• [WHAT IS EXPECTED]
Look for "Arrival" in each line of the records, and copy the lines that have it.

Web page and app entries

• • • • • • •

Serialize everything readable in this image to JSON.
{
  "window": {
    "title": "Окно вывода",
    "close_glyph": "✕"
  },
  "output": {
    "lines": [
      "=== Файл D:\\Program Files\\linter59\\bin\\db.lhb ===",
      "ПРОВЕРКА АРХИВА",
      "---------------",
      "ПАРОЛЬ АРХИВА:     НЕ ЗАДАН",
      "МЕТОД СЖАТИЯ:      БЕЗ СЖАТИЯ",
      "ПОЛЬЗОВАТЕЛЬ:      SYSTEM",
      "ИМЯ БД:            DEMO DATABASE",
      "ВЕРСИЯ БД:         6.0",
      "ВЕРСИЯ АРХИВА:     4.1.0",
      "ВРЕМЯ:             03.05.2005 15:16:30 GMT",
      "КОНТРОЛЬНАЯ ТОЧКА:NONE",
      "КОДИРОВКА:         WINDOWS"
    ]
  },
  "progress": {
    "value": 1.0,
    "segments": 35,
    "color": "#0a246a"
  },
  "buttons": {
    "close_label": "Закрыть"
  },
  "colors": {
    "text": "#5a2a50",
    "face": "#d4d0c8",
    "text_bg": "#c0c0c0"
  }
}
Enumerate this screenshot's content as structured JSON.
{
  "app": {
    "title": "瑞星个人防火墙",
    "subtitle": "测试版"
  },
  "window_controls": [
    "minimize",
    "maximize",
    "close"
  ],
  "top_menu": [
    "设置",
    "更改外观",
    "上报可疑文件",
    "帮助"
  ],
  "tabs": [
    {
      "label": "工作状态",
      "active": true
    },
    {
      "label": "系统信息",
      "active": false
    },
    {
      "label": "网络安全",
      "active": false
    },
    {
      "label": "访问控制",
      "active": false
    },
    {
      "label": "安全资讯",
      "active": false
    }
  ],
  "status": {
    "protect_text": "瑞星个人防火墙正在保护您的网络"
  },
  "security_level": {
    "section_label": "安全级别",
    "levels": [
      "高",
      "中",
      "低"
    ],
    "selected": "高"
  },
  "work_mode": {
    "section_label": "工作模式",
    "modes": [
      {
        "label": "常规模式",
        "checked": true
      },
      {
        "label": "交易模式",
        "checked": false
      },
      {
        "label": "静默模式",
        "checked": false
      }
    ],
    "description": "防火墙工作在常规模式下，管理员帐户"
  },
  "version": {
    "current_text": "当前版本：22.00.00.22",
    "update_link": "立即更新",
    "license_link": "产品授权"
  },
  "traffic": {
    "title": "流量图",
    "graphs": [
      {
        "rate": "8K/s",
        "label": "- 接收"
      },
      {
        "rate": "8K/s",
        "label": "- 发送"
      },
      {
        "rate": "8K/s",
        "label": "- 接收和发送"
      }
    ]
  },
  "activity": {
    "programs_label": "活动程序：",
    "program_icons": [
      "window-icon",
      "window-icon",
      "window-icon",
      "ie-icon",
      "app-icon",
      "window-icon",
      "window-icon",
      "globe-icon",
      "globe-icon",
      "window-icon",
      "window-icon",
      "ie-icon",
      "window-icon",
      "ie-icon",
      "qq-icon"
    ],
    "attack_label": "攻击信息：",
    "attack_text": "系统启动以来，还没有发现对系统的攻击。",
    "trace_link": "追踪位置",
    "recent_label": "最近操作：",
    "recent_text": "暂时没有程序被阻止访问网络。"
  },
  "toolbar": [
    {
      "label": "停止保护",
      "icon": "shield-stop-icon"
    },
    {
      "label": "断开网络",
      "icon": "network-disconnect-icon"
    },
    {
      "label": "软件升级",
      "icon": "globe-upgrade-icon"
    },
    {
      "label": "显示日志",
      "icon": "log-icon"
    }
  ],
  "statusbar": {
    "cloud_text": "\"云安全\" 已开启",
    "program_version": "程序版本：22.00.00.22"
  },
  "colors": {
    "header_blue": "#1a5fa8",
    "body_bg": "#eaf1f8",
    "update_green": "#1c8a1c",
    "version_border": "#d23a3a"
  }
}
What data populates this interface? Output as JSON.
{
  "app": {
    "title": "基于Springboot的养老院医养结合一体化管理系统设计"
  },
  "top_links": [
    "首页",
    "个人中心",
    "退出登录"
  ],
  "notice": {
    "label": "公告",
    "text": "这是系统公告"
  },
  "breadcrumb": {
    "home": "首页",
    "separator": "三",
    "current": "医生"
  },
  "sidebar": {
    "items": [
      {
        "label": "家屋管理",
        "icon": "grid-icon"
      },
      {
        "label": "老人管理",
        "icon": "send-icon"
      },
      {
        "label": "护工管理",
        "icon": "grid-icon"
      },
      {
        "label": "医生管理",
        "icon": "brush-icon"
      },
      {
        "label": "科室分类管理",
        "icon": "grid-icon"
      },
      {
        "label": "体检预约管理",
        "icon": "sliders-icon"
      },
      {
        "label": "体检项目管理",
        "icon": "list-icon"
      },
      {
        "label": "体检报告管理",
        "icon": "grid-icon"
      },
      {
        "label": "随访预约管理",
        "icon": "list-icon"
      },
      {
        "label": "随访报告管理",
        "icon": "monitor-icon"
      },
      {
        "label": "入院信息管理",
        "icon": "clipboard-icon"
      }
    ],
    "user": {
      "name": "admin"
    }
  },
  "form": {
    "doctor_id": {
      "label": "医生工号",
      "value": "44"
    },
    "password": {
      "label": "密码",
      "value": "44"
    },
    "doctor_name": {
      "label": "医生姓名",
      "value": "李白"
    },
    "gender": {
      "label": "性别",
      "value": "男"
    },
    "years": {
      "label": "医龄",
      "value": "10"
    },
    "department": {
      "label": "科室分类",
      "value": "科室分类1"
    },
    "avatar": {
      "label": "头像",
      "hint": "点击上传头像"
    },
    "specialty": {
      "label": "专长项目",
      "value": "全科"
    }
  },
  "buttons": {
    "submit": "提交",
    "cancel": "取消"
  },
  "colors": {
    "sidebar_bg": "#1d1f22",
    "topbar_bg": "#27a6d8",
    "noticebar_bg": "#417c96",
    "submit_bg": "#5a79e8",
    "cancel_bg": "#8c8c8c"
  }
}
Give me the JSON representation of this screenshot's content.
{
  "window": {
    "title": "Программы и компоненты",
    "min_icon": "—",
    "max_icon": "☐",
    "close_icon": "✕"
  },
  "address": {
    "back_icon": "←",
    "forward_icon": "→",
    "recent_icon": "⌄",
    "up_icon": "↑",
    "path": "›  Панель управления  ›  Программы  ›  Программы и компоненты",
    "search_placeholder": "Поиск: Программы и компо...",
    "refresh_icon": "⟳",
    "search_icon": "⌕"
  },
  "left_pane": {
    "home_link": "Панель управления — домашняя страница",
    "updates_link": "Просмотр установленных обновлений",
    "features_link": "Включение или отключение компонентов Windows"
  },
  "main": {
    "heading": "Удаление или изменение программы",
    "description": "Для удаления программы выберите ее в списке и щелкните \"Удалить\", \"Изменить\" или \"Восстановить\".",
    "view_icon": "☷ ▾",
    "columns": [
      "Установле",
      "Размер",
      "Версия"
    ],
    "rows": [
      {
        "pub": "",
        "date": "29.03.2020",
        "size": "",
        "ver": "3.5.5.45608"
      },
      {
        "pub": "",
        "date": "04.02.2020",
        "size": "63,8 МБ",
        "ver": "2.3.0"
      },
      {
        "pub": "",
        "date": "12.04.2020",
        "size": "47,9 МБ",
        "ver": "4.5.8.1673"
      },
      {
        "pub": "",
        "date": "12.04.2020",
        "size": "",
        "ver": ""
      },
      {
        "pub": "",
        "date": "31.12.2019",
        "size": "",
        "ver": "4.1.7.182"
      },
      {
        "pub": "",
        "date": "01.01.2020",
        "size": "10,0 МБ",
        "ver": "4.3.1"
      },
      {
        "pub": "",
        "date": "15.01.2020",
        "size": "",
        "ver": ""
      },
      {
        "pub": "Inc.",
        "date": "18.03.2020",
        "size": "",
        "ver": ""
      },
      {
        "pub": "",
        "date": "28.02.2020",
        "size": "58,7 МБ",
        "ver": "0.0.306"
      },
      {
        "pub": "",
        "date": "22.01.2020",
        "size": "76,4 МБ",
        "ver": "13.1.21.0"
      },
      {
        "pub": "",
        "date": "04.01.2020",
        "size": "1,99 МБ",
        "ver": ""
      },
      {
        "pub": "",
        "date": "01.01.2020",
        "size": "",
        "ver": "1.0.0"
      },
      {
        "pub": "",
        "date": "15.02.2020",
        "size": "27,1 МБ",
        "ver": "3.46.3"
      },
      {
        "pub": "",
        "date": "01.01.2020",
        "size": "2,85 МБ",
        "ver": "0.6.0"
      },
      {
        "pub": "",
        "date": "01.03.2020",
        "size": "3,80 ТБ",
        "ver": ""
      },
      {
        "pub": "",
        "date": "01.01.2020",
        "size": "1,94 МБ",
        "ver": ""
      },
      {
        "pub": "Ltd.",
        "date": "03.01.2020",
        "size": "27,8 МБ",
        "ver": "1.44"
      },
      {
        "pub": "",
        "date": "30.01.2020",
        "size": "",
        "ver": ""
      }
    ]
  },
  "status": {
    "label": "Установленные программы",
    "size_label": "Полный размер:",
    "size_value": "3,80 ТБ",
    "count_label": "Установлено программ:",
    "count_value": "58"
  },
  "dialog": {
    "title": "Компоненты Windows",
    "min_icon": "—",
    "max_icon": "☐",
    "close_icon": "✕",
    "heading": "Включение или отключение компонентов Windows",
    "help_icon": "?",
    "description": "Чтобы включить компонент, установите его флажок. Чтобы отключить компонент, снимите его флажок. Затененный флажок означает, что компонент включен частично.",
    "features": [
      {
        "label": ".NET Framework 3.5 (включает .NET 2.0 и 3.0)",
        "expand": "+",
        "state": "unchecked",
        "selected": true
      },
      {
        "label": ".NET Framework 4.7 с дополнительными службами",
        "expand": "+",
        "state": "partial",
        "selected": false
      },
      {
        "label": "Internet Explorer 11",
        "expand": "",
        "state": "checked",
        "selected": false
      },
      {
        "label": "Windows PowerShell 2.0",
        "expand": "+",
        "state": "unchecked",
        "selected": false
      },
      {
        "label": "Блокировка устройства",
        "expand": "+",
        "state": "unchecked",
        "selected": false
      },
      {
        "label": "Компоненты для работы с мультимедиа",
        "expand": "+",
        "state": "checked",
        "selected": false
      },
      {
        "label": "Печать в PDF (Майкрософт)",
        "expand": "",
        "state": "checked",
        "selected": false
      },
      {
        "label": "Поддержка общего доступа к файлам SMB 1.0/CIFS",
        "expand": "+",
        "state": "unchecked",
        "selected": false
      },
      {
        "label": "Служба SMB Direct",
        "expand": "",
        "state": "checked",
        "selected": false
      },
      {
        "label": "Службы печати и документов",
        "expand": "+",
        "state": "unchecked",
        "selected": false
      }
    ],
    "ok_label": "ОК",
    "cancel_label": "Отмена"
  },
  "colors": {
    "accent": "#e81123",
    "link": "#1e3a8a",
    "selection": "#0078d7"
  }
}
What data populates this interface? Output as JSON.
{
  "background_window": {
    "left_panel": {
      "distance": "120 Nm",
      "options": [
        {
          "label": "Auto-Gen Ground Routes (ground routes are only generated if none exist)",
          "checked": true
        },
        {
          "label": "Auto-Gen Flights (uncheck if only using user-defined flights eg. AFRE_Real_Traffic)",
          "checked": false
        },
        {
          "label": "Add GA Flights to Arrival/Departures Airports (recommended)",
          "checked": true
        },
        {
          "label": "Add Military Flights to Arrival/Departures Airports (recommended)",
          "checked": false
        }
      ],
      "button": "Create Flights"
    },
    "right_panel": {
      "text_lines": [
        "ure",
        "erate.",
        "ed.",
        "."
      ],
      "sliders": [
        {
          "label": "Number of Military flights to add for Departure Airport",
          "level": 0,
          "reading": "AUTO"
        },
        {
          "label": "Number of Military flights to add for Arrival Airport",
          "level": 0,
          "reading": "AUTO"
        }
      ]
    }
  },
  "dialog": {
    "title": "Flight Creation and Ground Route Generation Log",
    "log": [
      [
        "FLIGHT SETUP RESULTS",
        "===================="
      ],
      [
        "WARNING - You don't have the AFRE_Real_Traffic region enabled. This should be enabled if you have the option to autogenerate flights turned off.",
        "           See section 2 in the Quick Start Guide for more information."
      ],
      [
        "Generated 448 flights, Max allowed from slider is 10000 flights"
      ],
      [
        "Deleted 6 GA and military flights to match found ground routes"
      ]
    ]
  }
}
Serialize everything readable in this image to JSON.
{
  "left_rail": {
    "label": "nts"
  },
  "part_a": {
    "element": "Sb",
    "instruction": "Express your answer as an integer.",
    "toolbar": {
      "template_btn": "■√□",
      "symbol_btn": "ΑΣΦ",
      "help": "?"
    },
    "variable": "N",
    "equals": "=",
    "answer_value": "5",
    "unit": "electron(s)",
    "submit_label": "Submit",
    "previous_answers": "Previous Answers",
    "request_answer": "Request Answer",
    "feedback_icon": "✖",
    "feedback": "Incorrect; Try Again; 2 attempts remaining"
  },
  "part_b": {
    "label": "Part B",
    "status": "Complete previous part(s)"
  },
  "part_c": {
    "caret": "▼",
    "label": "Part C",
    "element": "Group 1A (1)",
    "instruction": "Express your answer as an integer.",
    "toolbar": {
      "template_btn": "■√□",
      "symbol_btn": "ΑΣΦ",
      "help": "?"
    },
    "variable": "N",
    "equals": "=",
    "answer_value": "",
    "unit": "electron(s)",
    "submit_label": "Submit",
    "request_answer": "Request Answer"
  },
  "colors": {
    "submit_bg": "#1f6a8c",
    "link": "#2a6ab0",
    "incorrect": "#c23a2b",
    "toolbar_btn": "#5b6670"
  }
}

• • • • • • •

• [WRITTEN REPLY]
          "label": "Add GA Flights to Arrival/Departures Airports (recommended)",
          "label": "Add Military Flights to Arrival/Departures Airports (recommended)",
          "label": "Number of Military flights to add for Arrival Airport",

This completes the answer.